It's not often you see a World Series ring being worn at the local high school baseball field. But if you venture to a Pennsville Memorial (N.J.)
game this year, there's a chance you'll see one. Or at the very least, you'll see a player who owns one.
Pennsville varsity assistant coach Chris Widger won a World Series ring in 2005 as a backup catcher for the Chicago White Sox. It's a 14-karat gold ring with the Sox logo written in diamonds on a black onyx stone. The stone is encircled with two rows of diamonds. It's as stunning as it sounds and he wears it well.
But as impressive as the ring is both for how it looks and what it represents, there's another championship that has always eluded the former big-leaguer. It's a title that if he does win it, won't earn him a ring, a bonus, or even a personal trophy to put on his mantle.
Instead, it's one that will bring him an enormous amount of hometown pride.
Widger was a three-year starter behind the plate for Pennsville, a small-school baseball powerhouse in the Garden State that boasts six state championships and countless South Jersey and Tri-County Conference titles. But the Eagles never won a state championship during Widger's high school career.
"We had a pretty darn good year with a bunch of guys who just liked being together," Widger recalled of his senior year, when Pennsville won the South Jersey Group I crown. "But, of course, we wanted to win a state title."
Widger went on to have a stellar career at George Mason University and then spent 10 years in the Major Leagues playing for, in addition to the White Sox, Seattle, Montreal, New York Yankees, St. Louis and Baltimore.
In 2006, Widger retired from baseball and returned to his hometown, where he made a smooth transition from being a big-leaguer to … well, just being a dad.
"I came back and was just a dad," he said with a chuckle. "I had missed so much time with my family being on the road. I would leave in February and come home in October. So for the first two years after I was done playing, I just stayed home with the kids and enjoyed my time with them. It was my winding down period."
Since that two-year period ended, Widger has kept himself busy by giving batting lessons at a nearby facility and volunteering as a coach for the high school basketball team. He also details cars, owns a seasonal landscaping business, and is a "stay-at-home" dad to his three children.
So he wasn't necessarily looking for a paid baseball position. But at the end of last season, when the varsity assistant job at his alma mater opened up, Widger got the call.
"I felt it was an opportunity Chris should take because you never know when the chance to join the staff as an official coach is going to come up again," head coach Matt O'Brien explained. "I'm glad we got him in the door."
Widger has been coaching his 12-year-old son's Little League team for several years, but admitted that tackling the mindset of a high school player is an entirely different ball game.
"Younger kids are just starting to learn the game, so they aren't set in their ways," Widger explained. "High school kids have played for a while and played travel ball, so when you try and to teach them new ideas, it's tough. But we have a good group of kids who have all been open to suggestions and they've worked hard to get better. It's pretty cool when they come up after practice and want to take some extra batting practice."

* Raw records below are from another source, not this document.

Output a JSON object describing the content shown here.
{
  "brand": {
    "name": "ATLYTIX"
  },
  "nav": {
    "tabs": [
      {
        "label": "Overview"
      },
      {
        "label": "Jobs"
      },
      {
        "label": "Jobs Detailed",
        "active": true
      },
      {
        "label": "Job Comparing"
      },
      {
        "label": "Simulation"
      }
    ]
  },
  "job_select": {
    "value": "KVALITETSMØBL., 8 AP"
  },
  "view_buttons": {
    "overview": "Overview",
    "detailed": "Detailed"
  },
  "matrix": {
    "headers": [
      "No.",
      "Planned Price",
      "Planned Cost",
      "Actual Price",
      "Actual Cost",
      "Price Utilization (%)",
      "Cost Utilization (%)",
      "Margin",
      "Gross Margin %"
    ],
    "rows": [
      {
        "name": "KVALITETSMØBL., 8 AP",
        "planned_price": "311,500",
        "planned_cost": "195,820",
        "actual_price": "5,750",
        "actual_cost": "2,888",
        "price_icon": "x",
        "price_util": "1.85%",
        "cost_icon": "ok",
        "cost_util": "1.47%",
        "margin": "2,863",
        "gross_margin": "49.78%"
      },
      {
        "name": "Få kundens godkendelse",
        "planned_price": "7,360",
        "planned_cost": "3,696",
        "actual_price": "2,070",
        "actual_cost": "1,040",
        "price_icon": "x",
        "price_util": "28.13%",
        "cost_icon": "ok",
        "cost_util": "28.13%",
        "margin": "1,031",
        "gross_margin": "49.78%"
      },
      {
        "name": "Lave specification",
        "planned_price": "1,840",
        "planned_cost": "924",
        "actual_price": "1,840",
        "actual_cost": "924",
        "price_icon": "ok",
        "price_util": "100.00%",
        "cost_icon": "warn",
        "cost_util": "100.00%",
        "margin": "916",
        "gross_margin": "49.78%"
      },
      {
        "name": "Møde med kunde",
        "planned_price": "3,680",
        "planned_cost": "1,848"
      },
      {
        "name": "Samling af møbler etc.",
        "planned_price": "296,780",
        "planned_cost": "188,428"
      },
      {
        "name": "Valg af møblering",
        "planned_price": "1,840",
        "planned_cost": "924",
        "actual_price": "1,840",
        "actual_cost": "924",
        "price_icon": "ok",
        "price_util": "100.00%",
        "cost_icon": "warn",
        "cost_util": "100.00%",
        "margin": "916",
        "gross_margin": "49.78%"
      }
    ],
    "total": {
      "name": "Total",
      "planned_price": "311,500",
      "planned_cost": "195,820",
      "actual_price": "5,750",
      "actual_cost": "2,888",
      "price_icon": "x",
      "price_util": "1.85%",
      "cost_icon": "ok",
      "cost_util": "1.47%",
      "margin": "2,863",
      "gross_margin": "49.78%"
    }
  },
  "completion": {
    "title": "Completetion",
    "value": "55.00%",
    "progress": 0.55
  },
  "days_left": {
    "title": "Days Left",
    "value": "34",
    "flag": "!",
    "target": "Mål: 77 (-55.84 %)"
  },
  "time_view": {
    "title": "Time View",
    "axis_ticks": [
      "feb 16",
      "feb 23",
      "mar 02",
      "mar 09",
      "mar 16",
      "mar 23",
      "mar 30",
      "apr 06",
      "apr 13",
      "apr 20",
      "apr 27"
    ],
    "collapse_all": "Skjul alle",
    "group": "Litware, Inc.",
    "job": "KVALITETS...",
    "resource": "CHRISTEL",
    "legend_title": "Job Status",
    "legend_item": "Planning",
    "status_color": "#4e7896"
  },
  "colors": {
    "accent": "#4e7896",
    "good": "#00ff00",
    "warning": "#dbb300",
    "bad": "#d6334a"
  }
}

O'Brien has seen immediate results from having Widger on his staff, but said he feels absolutely no pressure to win now that he has a former Major League player as his top assistant.
"I delegate a lot as a head coach and so we win and lose as a staff," said O'Brien, who played first base at Pennsville in the mid 1990s. "Chris brings a lot of experience and does a great job with the kids. Because of his vast experience, during games he picks up on all the small details that other coaches usually don't."

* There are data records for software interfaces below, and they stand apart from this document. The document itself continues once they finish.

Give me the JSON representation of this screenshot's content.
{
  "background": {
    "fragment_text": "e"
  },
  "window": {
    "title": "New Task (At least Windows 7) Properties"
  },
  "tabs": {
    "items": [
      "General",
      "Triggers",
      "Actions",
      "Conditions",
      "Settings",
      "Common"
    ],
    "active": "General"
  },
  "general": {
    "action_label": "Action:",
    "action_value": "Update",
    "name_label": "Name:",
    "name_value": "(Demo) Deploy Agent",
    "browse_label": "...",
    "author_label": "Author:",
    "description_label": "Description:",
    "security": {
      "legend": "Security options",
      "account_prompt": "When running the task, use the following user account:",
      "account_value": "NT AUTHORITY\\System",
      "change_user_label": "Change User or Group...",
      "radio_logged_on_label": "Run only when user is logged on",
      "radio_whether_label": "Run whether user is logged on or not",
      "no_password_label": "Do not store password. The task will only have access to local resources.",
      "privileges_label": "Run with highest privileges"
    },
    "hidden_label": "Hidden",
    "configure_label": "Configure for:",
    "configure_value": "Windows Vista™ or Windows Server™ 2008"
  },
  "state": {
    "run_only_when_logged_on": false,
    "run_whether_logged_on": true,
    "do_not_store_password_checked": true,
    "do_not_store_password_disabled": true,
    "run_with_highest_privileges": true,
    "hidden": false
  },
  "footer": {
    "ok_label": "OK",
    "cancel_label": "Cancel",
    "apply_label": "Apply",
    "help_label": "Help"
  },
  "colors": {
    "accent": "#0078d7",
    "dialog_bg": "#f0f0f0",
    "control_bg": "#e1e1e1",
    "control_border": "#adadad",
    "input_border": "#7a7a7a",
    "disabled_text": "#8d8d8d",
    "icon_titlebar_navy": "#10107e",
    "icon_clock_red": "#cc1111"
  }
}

Widger is working closely with the pitchers and catchers, but he's also lending his expertise in the batting cages, where he stresses techniques he's learned from having worked with hitting instructors on six major and 15 minor league teams.
"I don't teach a system," Widger stressed. "I teach on a kid-to-kid basis. I look at what they have to work with and what has made them successful. We talk a lot about hitting the ball out in front and transferring weight. The popular ‘squash-the-bug' technique works against average pitching, but I want them to be able to step in the box and have the mindset and skills to be successful against whoever we face."
The Eagles have not won a state title since 2006, ironically, just a few months after Widger won his World Series ring. And although Widger said he didn't get into coaching just to win a state title, he admitted that doing so as a coach would have a special feeling to it.
"In some ways it would be more gratifying than doing it as a player because you know you had a hand in teaching someone else to play the correct way," Widger said. "And then to have them go out there and succeed and see the joy they have with that success … I would be extremely happy for them."
It would be a feeling that not even diamonds can buy. Jon Buzby is the sports columnist for the Newark Post, a freelance writer, and on the broadcast team for the 1290AM The Ticket High School Football and Basketball Games of the Week. You can reach him at email@example.com.